Research interest(s)/area of expertise

  • Biological anthropology: ecology, nutrition, foraged foods, edible insects. Anti-colonial, anti-patriarchal, multispecies anthropology.
  • I am actively recruiting students at the MA and PhD level. Please use the link below to contact the department for more information about our graduate programs.         https://clas.wayne.edu/anthropology/admissions/request-info    


  • Ph.D., Anthropology, University of Michigan, 2011
  • M.S., Kinesiology, University of Michigan, 2011
  • B.S., Anthropology, Northern Illinois University, 2003

Awards and grants

Julie J. Lesnik is a 2015‒2016 recipient of the American Fellowship from the American Association of University Women and a 2018-2019 fellow of the Leshner Leadership Institute for Public Engagement with Science of the American Association for the Advancement of Science.

Selected publications

Edible Insects and Human Evolution.  2018.  University Press of Florida.

(Available digitally to WSU community here).

From the back cover:

"An original and satisfying synthesis on the evolution of the human diet that draws from all the relevant fields of the natural and social sciences."—W. C. McGrew, author of The Cultured Chimpanzee: Reflections on Cultural Primatology

"Engaging.
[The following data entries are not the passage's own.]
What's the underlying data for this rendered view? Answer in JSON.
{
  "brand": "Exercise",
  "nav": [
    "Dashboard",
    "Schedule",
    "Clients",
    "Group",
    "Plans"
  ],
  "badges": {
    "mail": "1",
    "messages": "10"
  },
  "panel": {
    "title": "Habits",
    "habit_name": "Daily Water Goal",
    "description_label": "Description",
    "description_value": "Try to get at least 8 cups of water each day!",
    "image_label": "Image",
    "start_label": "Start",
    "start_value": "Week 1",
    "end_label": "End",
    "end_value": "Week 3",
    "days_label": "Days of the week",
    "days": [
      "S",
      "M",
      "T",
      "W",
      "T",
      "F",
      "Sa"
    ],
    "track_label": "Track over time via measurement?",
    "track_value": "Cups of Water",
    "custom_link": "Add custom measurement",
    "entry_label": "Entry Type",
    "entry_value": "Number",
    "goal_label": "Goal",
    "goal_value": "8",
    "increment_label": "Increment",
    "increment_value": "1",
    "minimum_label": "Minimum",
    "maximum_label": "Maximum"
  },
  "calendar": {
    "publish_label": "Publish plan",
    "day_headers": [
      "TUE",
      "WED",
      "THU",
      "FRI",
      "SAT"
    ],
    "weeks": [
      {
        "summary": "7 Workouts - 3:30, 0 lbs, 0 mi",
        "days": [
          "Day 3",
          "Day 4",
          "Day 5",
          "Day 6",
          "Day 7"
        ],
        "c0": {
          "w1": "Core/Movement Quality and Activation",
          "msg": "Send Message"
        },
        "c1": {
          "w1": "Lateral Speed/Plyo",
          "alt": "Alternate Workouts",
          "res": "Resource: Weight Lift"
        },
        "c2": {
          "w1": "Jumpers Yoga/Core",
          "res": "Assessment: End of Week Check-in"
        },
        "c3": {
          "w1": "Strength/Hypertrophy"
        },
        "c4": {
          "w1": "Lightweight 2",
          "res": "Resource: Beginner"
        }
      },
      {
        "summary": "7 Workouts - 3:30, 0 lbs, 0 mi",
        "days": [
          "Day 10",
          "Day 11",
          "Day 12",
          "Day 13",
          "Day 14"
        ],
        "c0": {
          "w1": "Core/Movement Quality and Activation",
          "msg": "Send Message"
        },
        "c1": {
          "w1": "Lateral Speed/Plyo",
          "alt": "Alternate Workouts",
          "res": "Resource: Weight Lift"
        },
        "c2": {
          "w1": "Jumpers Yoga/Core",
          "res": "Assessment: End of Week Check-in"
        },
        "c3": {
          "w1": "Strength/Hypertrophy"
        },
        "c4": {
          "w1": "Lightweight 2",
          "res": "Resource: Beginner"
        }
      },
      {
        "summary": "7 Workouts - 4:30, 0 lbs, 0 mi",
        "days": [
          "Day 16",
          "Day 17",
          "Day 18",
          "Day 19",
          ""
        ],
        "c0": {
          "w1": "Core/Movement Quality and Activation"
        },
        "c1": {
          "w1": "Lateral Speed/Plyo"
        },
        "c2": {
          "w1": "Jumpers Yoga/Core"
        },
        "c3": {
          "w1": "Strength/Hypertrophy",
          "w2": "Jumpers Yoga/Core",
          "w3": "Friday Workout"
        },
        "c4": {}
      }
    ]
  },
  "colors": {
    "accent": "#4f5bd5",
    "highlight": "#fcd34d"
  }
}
Argues most convincingly that insects were an important food source during human evolution."—Margaret J. Schoeninger, University of California San Diego

Researchers who study ancient human diets tend to focus on meat eating because the practice of butchery is very apparent in the archaeological record. In this volume, Julie Lesnik highlights a different food source, tracing evidence that humans and their hominin ancestors also consumed insects throughout the entire course of human evolution.

Lesnik combines primatology, sociocultural anthropology, reproductive physiology, and paleoanthropology to examine the role of insects in the diets of hunter-gatherers and our nonhuman primate cousins. She posits that women would likely spend more time foraging for and eating insects than men, arguing that this pattern is important to note because women are too often ignored in reconstructions of ancient human behavior. Because of the abundance of insects and the low risk of acquiring them, insects were a reliable food source that mothers used to feed their families over the past five million years.

Although they are consumed worldwide to this day, insects are not usually considered food in Western societies. Tying together ancient history with our modern lives, Lesnik points out that insects are highly nutritious and a very sustainable protein alternative. She believes that if we accept that edible insects are a part of the human legacy, we may have new conversations about what is good to eat—both in past diets and for the future of food.

Currently teaching

  • ANT 2110 Introduction to Physical Anthropology
  • ANT 5140 Biology and Culture


  • ANT 2110 Introduction to Physical Anthropology
  • ANT 2400 Food and Culture


Courses taught

 Other courses taught:
  • ANT 7650 Seminar in Physical Anthropology (W2020)
  • ANT 5180 Forensic Anthropology (W2019)